JDLDESIGN - YES, I am a stickler on butter because quality butter is readily available and butter IS the flavor of Shortbread. When this recipe was posted (over 6 years ago) Celtic Grey salt was NOT readily available. (Which would have been significantly better, but is not a necessity.) But I did not feel, at the time, that anyone should have to purchase half of their pantry via mail order.

That being said, salt is necessary to control the sweetness; of the myriad forms of Salt that are available NOW, Kosher salt still has the purest "salt" flavor without contributing unforeseen minerality to the final product. The flavor of your quality butter remains intact.

As far as the "Just Cuz" comment goes; This was more of a joke amongst myself and the long time readers of this blog. I was making a tongue in cheek reference to all the Food Network chefs who, at the time, always made sure to mention that the salt they were using in ALL their recipes was "Kosher".

I will admit, when taken out of the context of the time period, it doesn't make a whole lot of sense. I should probably go back through some of these older posts and remove some of the more flippant remarks that several of them contain.

Shane T. Wingerd said...

Anonymous - When I clean mine after long periods of non-use, I use a very soft toothbrush that has only been dampened with water.. Soap is definitely a no no as the wood will absorb the flavor. Make sure the molds are dried as quickly as possible.

Chrissy said...

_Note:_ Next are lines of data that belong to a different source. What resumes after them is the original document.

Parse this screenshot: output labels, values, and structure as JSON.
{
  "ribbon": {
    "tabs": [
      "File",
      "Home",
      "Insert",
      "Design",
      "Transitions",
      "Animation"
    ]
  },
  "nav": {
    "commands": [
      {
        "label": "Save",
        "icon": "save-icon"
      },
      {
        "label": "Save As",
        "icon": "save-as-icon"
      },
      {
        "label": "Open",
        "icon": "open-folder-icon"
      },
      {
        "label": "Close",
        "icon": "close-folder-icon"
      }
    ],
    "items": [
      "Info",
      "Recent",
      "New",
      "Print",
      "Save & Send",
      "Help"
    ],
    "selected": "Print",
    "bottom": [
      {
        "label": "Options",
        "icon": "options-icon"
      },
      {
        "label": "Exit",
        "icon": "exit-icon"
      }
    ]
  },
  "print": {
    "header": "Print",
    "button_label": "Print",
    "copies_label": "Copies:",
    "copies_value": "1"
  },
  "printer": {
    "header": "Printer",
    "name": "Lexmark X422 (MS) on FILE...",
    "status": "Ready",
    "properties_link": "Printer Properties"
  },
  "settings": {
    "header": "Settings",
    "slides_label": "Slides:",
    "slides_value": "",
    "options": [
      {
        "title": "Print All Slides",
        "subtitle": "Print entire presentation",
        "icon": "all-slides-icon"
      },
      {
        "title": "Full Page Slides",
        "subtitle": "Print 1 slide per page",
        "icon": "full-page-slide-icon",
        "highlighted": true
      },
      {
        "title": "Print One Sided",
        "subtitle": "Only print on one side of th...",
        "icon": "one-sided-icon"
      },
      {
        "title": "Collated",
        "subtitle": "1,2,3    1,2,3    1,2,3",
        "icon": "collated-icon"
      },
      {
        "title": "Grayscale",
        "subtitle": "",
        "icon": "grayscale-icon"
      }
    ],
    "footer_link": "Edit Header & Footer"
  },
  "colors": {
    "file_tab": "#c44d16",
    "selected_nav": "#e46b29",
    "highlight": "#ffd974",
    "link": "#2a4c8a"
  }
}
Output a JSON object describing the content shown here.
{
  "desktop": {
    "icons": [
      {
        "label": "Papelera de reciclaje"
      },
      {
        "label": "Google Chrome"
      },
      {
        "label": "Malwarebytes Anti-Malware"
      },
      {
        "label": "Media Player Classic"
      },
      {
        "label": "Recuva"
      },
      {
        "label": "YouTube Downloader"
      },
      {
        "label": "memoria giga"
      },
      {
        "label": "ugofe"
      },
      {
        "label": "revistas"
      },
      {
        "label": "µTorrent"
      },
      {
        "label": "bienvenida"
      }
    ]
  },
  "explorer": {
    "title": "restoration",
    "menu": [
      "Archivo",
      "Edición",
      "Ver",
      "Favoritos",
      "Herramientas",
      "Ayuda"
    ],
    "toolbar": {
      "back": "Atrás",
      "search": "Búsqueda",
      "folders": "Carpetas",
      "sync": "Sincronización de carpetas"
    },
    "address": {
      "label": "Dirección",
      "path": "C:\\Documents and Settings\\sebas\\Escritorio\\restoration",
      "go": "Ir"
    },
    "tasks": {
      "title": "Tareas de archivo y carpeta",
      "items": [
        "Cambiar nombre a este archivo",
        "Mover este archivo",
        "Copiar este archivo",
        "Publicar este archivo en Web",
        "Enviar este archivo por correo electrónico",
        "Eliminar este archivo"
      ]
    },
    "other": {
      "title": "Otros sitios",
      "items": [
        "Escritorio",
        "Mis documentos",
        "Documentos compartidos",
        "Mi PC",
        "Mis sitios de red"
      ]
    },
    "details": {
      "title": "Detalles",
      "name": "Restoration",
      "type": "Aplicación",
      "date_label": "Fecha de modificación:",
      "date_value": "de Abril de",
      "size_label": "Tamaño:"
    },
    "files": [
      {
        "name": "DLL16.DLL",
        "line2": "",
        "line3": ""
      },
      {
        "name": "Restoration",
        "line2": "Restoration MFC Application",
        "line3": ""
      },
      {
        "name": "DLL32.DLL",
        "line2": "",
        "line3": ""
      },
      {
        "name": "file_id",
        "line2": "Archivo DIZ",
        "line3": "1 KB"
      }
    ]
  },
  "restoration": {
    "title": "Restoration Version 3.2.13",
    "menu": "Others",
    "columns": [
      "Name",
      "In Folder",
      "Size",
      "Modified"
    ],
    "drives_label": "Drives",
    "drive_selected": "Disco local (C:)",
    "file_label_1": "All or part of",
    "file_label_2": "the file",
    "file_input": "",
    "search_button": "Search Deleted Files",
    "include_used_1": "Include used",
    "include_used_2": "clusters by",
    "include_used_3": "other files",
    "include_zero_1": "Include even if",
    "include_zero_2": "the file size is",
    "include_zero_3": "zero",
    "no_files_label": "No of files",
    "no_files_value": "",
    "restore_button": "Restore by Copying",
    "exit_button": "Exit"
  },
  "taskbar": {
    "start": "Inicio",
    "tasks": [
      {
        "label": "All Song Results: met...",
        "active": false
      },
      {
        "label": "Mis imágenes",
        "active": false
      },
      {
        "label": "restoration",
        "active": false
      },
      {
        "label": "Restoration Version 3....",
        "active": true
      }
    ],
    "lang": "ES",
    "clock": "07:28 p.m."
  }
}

Having just purchased a wood mould from eBay I set too to make shortbread, easy peasey came out of the mould with thistle pattern, not the case when it came out of the oven, question is why and do you prick the pattern side before baking any help I will be greatful.

Chrissy said...

When using a wooden mould do you prick the pattern side of the shortbread

Shane T. Wingerd said...

Chrissy - Your shortbread may have needed to chill a little longer in the refrigerator to keep it's form.

I do prick the shortbread after it has been unmoulded. I do most of the pricking around the raised design from the mould though.

Vickie said...

Should the new wooden mold be seasoned first like a cutting board?

Shane T. Wingerd said...

Vickie - I have never seasoned mine, just a good coating of flour before pressing the dough into the mold, and you should be good to go... The more you used it, the more seasoned it will become... just like an old Rolling pin.

Salty Gal said...

JDLDESIGN ~ wow are you that harsh with yourself too? 3:09 AM? Get some rest and stop sniping at someone who actually has a genuine contribution to make. Salty! Most salty!

Happy Retiree's Kitchen said...

I have just found your post and hopefully I can achieve what you have.I have just been given a wooden shortbread mold just like yours and wasn't sure how to use it even though I make shortbread quite successfully without a mold. I will give your method a try. Thanks so much. I hope you visit my cooking blog sometime as well.

Cheers, Pauline